** Opening INFORMATION SHOWN block **
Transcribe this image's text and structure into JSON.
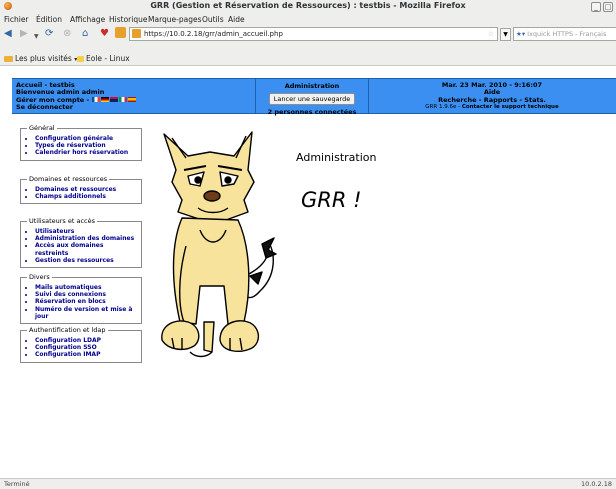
{
  "window": {
    "title": "GRR (Gestion et Réservation de Ressources) : testbis - Mozilla Firefox"
  },
  "menu": [
    "Fichier",
    "Édition",
    "Affichage",
    "Historique",
    "Marque-pages",
    "Outils",
    "Aide"
  ],
  "nav": {
    "url": "https://10.0.2.18/grr/admin_accueil.php",
    "search_placeholder": "Ixquick HTTPS - Français"
  },
  "bookmarks": [
    "Les plus visités",
    "Eole - Linux"
  ],
  "header": {
    "left": [
      "Accueil - testbis",
      "Bienvenue admin admin",
      "Gérer mon compte -",
      "Se déconnecter"
    ],
    "center_title": "Administration",
    "save_button": "Lancer une sauvegarde",
    "connected": "2 personnes connectées",
    "date": "Mar. 23 Mar. 2010 - 9:16:07",
    "help": "Aide",
    "links": "Recherche - Rapports - Stats.",
    "version": "GRR 1.9.6e - ",
    "support": "Contacter le support technique"
  },
  "sections": [
    {
      "title": "Général",
      "items": [
        "Configuration générale",
        "Types de réservation",
        "Calendrier hors réservation"
      ]
    },
    {
      "title": "Domaines et ressources",
      "items": [
        "Domaines et ressources",
        "Champs additionnels"
      ]
    },
    {
      "title": "Utilisateurs et accès",
      "items": [
        "Utilisateurs",
        "Administration des domaines",
        "Accès aux domaines restreints",
        "Gestion des ressources"
      ]
    },
    {
      "title": "Divers",
      "items": [
        "Mails automatiques",
        "Suivi des connexions",
        "Réservation en blocs",
        "Numéro de version et mise à jour"
      ]
    },
    {
      "title": "Authentification et ldap",
      "items": [
        "Configuration LDAP",
        "Configuration SSO",
        "Configuration IMAP"
      ]
    }
  ],
  "main": {
    "title": "Administration",
    "logo_text": "GRR !"
  },
  "status": {
    "left": "Terminé",
    "right": "10.0.2.18"
  }
}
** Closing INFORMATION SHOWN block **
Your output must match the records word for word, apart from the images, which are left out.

YOUR RESPONSE:
Transcribe this image's text and structure into JSON.
{
  "window": {
    "title": "GRR (Gestion et Réservation de Ressources) : testbis - Mozilla Firefox"
  },
  "menu": [
    "Fichier",
    "Édition",
    "Affichage",
    "Historique",
    "Marque-pages",
    "Outils",
    "Aide"
  ],
  "nav": {
    "url": "https://10.0.2.18/grr/admin_accueil.php",
    "search_placeholder": "Ixquick HTTPS - Français"
  },
  "bookmarks": [
    "Les plus visités",
    "Eole - Linux"
  ],
  "header": {
    "left": [
      "Accueil - testbis",
      "Bienvenue admin admin",
      "Gérer mon compte -",
      "Se déconnecter"
    ],
    "center_title": "Administration",
    "save_button": "Lancer une sauvegarde",
    "connected": "2 personnes connectées",
    "date": "Mar. 23 Mar. 2010 - 9:16:07",
    "help": "Aide",
    "links": "Recherche - Rapports - Stats.",
    "version": "GRR 1.9.6e - ",
    "support": "Contacter le support technique"
  },
  "sections": [
    {
      "title": "Général",
      "items": [
        "Configuration générale",
        "Types de réservation",
        "Calendrier hors réservation"
      ]
    },
    {
      "title": "Domaines et ressources",
      "items": [
        "Domaines et ressources",
        "Champs additionnels"
      ]
    },
    {
      "title": "Utilisateurs et accès",
      "items": [
        "Utilisateurs",
        "Administration des domaines",
        "Accès aux domaines restreints",
        "Gestion des ressources"
      ]
    },
    {
      "title": "Divers",
      "items": [
        "Mails automatiques",
        "Suivi des connexions",
        "Réservation en blocs",
        "Numéro de version et mise à jour"
      ]
    },
    {
      "title": "Authentification et ldap",
      "items": [
        "Configuration LDAP",
        "Configuration SSO",
        "Configuration IMAP"
      ]
    }
  ],
  "main": {
    "title": "Administration",
    "logo_text": "GRR !"
  },
  "status": {
    "left": "Terminé",
    "right": "10.0.2.18"
  }
}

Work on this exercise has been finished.